I dismissed the public minibus in Addis as impossible means of transport for me due to my severe claustrophobia.
Considering I am still not driving in the city (Not that we didn’t try. It lasted all of 3/4 of a mile. I rolled backwards, lurched forward, someone honked, Little A screamed, I freaked, pulled over and traded Jon), I am either walking or counting on Jon to haul me where I need to go. I haven’t driven for seven months now. Isn’t that crazy?
Usually Jon has errands and projects in the afternoons. He has been working on some landscape designs and after language school, he would have had to drive one hour across town to take me home, and then another hour back, and bless him, he would have done it but my practical side apparently was even stronger than my fear of tight spaces.
I walked to the bus station and waited nervously.
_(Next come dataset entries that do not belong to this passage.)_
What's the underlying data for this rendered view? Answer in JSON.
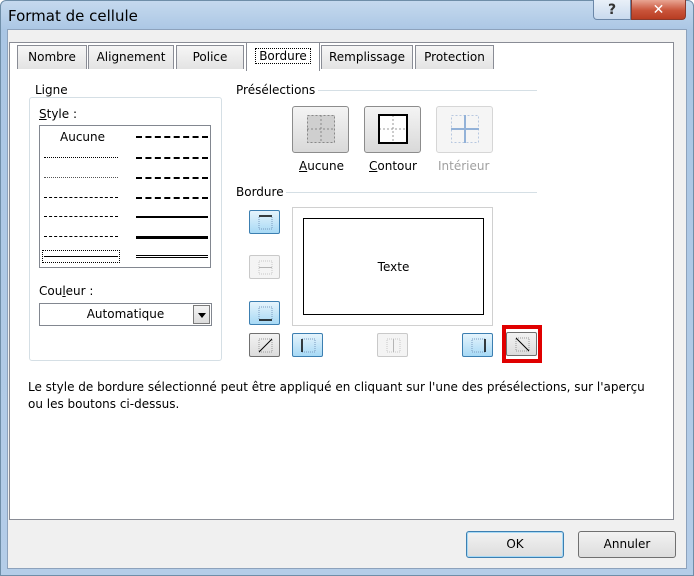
{
  "window": {
    "title": "Format de cellule",
    "help_label": "?",
    "close_label": "✕"
  },
  "tabs": [
    {
      "label": "Nombre",
      "active": false
    },
    {
      "label": "Alignement",
      "active": false
    },
    {
      "label": "Police",
      "active": false
    },
    {
      "label": "Bordure",
      "active": true
    },
    {
      "label": "Remplissage",
      "active": false
    },
    {
      "label": "Protection",
      "active": false
    }
  ],
  "ligne": {
    "group_label": "Ligne",
    "style_label": "Style :",
    "style_none": "Aucune",
    "color_label": "Couleur :",
    "color_value": "Automatique"
  },
  "presets": {
    "group_label": "Présélections",
    "items": [
      {
        "label": "Aucune",
        "icon": "preset-none-icon",
        "enabled": true
      },
      {
        "label": "Contour",
        "icon": "preset-outline-icon",
        "enabled": true
      },
      {
        "label": "Intérieur",
        "icon": "preset-inside-icon",
        "enabled": false
      }
    ]
  },
  "border": {
    "group_label": "Bordure",
    "preview_text": "Texte"
  },
  "hint": "Le style de bordure sélectionné peut être appliqué en cliquant sur l'une des présélections, sur l'aperçu ou les boutons ci-dessus.",
  "buttons": {
    "ok": "OK",
    "cancel": "Annuler"
  },
  "colors": {
    "highlight": "#e00000",
    "active_toggle": "#a7d9f5"
  }
}
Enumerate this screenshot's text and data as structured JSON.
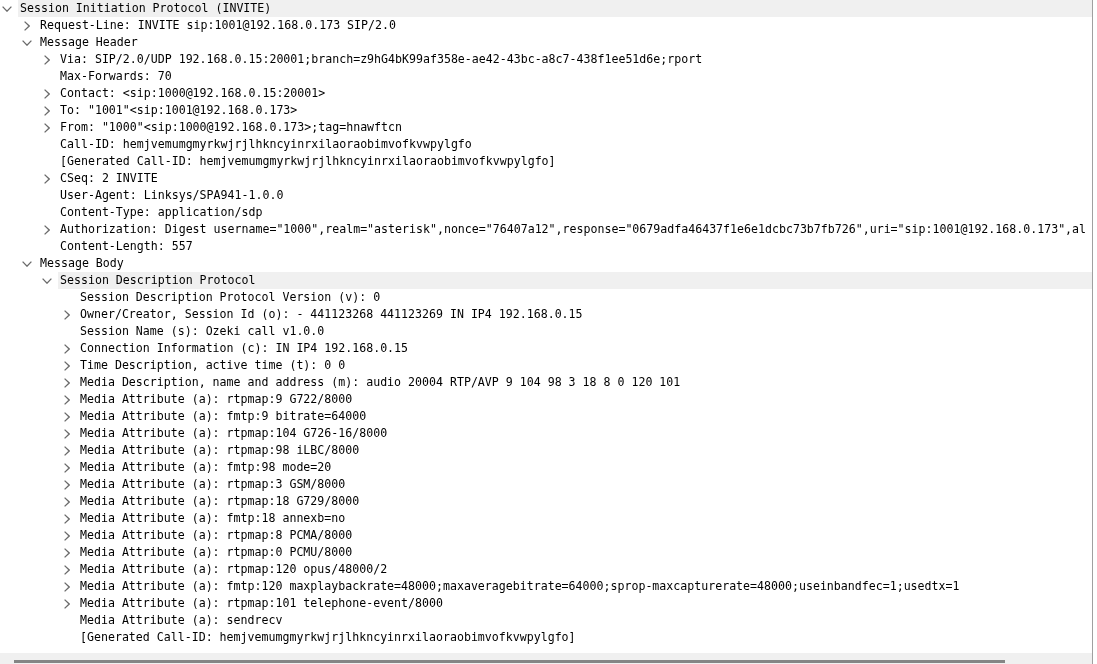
{
  "packet_details": {
    "tree": [
      {
        "label": "Session Initiation Protocol (INVITE)",
        "kind": "branch",
        "expanded": true,
        "selected": true,
        "children": [
          {
            "label": "Request-Line: INVITE sip:1001@192.168.0.173 SIP/2.0",
            "kind": "branch",
            "expanded": false,
            "selected": false
          },
          {
            "label": "Message Header",
            "kind": "branch",
            "expanded": true,
            "selected": false,
            "children": [
              {
                "label": "Via: SIP/2.0/UDP 192.168.0.15:20001;branch=z9hG4bK99af358e-ae42-43bc-a8c7-438f1ee51d6e;rport",
                "kind": "branch",
                "expanded": false,
                "selected": false
              },
              {
                "label": "Max-Forwards: 70",
                "kind": "leaf",
                "selected": false
              },
              {
                "label": "Contact: <sip:1000@192.168.0.15:20001>",
                "kind": "branch",
                "expanded": false,
                "selected": false
              },
              {
                "label": "To: \"1001\"<sip:1001@192.168.0.173>",
                "kind": "branch",
                "expanded": false,
                "selected": false
              },
              {
                "label": "From: \"1000\"<sip:1000@192.168.0.173>;tag=hnawftcn",
                "kind": "branch",
                "expanded": false,
                "selected": false
              },
              {
                "label": "Call-ID: hemjvemumgmyrkwjrjlhkncyinrxilaoraobimvofkvwpylgfo",
                "kind": "leaf",
                "selected": false
              },
              {
                "label": "[Generated Call-ID: hemjvemumgmyrkwjrjlhkncyinrxilaoraobimvofkvwpylgfo]",
                "kind": "leaf",
                "selected": false
              },
              {
                "label": "CSeq: 2 INVITE",
                "kind": "branch",
                "expanded": false,
                "selected": false
              },
              {
                "label": "User-Agent: Linksys/SPA941-1.0.0",
                "kind": "leaf",
                "selected": false
              },
              {
                "label": "Content-Type: application/sdp",
                "kind": "leaf",
                "selected": false
              },
              {
                "label": "Authorization: Digest username=\"1000\",realm=\"asterisk\",nonce=\"76407a12\",response=\"0679adfa46437f1e6e1dcbc73b7fb726\",uri=\"sip:1001@192.168.0.173\",al",
                "kind": "branch",
                "expanded": false,
                "selected": false
              },
              {
                "label": "Content-Length: 557",
                "kind": "leaf",
                "selected": false
              }
            ]
          },
          {
            "label": "Message Body",
            "kind": "branch",
            "expanded": true,
            "selected": false,
            "children": [
              {
                "label": "Session Description Protocol",
                "kind": "branch",
                "expanded": true,
                "selected": true,
                "children": [
                  {
                    "label": "Session Description Protocol Version (v): 0",
                    "kind": "leaf",
                    "selected": false
                  },
                  {
                    "label": "Owner/Creator, Session Id (o): - 441123268 441123269 IN IP4 192.168.0.15",
                    "kind": "branch",
                    "expanded": false,
                    "selected": false
                  },
                  {
                    "label": "Session Name (s): Ozeki call v1.0.0",
                    "kind": "leaf",
                    "selected": false
                  },
                  {
                    "label": "Connection Information (c): IN IP4 192.168.0.15",
                    "kind": "branch",
                    "expanded": false,
                    "selected": false
                  },
                  {
                    "label": "Time Description, active time (t): 0 0",
                    "kind": "branch",
                    "expanded": false,
                    "selected": false
                  },
                  {
                    "label": "Media Description, name and address (m): audio 20004 RTP/AVP 9 104 98 3 18 8 0 120 101",
                    "kind": "branch",
                    "expanded": false,
                    "selected": false
                  },
                  {
                    "label": "Media Attribute (a): rtpmap:9 G722/8000",
                    "kind": "branch",
                    "expanded": false,
                    "selected": false
                  },
                  {
                    "label": "Media Attribute (a): fmtp:9 bitrate=64000",
                    "kind": "branch",
                    "expanded": false,
                    "selected": false
                  },
                  {
                    "label": "Media Attribute (a): rtpmap:104 G726-16/8000",
                    "kind": "branch",
                    "expanded": false,
                    "selected": false
                  },
                  {
                    "label": "Media Attribute (a): rtpmap:98 iLBC/8000",
                    "kind": "branch",
                    "expanded": false,
                    "selected": false
                  },
                  {
                    "label": "Media Attribute (a): fmtp:98 mode=20",
                    "kind": "branch",
                    "expanded": false,
                    "selected": false
                  },
                  {
                    "label": "Media Attribute (a): rtpmap:3 GSM/8000",
                    "kind": "branch",
                    "expanded": false,
                    "selected": false
                  },
                  {
                    "label": "Media Attribute (a): rtpmap:18 G729/8000",
                    "kind": "branch",
                    "expanded": false,
                    "selected": false
                  },
                  {
                    "label": "Media Attribute (a): fmtp:18 annexb=no",
                    "kind": "branch",
                    "expanded": false,
                    "selected": false
                  },
                  {
                    "label": "Media Attribute (a): rtpmap:8 PCMA/8000",
                    "kind": "branch",
                    "expanded": false,
                    "selected": false
                  },
                  {
                    "label": "Media Attribute (a): rtpmap:0 PCMU/8000",
                    "kind": "branch",
                    "expanded": false,
                    "selected": false
                  },
                  {
                    "label": "Media Attribute (a): rtpmap:120 opus/48000/2",
                    "kind": "branch",
                    "expanded": false,
                    "selected": false
                  },
                  {
                    "label": "Media Attribute (a): fmtp:120 maxplaybackrate=48000;maxaveragebitrate=64000;sprop-maxcapturerate=48000;useinbandfec=1;usedtx=1",
                    "kind": "branch",
                    "expanded": false,
                    "selected": false
                  },
                  {
                    "label": "Media Attribute (a): rtpmap:101 telephone-event/8000",
                    "kind": "branch",
                    "expanded": false,
                    "selected": false
                  },
                  {
                    "label": "Media Attribute (a): sendrecv",
                    "kind": "leaf",
                    "selected": false
                  },
                  {
                    "label": "[Generated Call-ID: hemjvemumgmyrkwjrjlhkncyinrxilaoraobimvofkvwpylgfo]",
                    "kind": "leaf",
                    "selected": false
                  }
                ]
              }
            ]
          }
        ]
      }
    ]
  }
}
The buses stop at marked sidewalks and you know if it’s your ride by the caller, who leans out the window, loudly announcing the destination. “Kazanchis, Kazanchis, Kazanchis”.
(The green shirted man is the caller)
Stereotypically, Ethiopians are described as being very friendly and polite people and I cannot imagine a more accommodating, gracious host culture. However, waiting in Ethiopia is very different than waiting in the USA and if not understood, it looks extremely rude as no line forms. Instead, when the right taxi comes your way, this process is followed,
1)Start running, try to end up exactly where the minibus will make it’s stop
2)Make yourself wide-if you are a small person, use your elbows to appear bigger.
3)Move forward into the crush of people, trying to find a gap big enough to squeeze yourself through.
4)If you make it onto the minibus, grab a seat!
This process doesn’t always need to be followed. Off hours of the day, usually you can just hop on as there are always empty seats. Also, now in Addis, police are starting to organize lines in really busy areas or times and the lines are respected. Elderly people are also generally treated with high respect and would be helped on to the transport or a person would get off to make room for someone who looks like it would be difficult for them to press through the lines or run for the next one
Usually they have custom decor
Side note about the not lining up issue. It is culturally not rude. People don’t get mad. I was with an Ethiopian friend in an office waiting for some documents, there were just people everywhere but no lines, I felt like I was standing in line and someone moved quickly in front of me, this happened about three times before I was getting really bugged. I asked my friend what he thought and he just shrugged and said, “They must have something very important to do and can’t wait anymore.”
Travel on the minibus is literally cents and it drops you at the destination and then you usually walk a short distance and catch your next one.
You guys, once I got used to the process, it’s kind of fun (unless you are the fourth person in the back row, still don’t love that, sometimes I have to remind myself to take deep breaths and pray I don’t start freaking out :) If you happen to be an MTI friend, I know you are proud of me).
While I still don’t have it mastered how to haul groceries or children by public transport, I feel like a whole new world has opened up to me.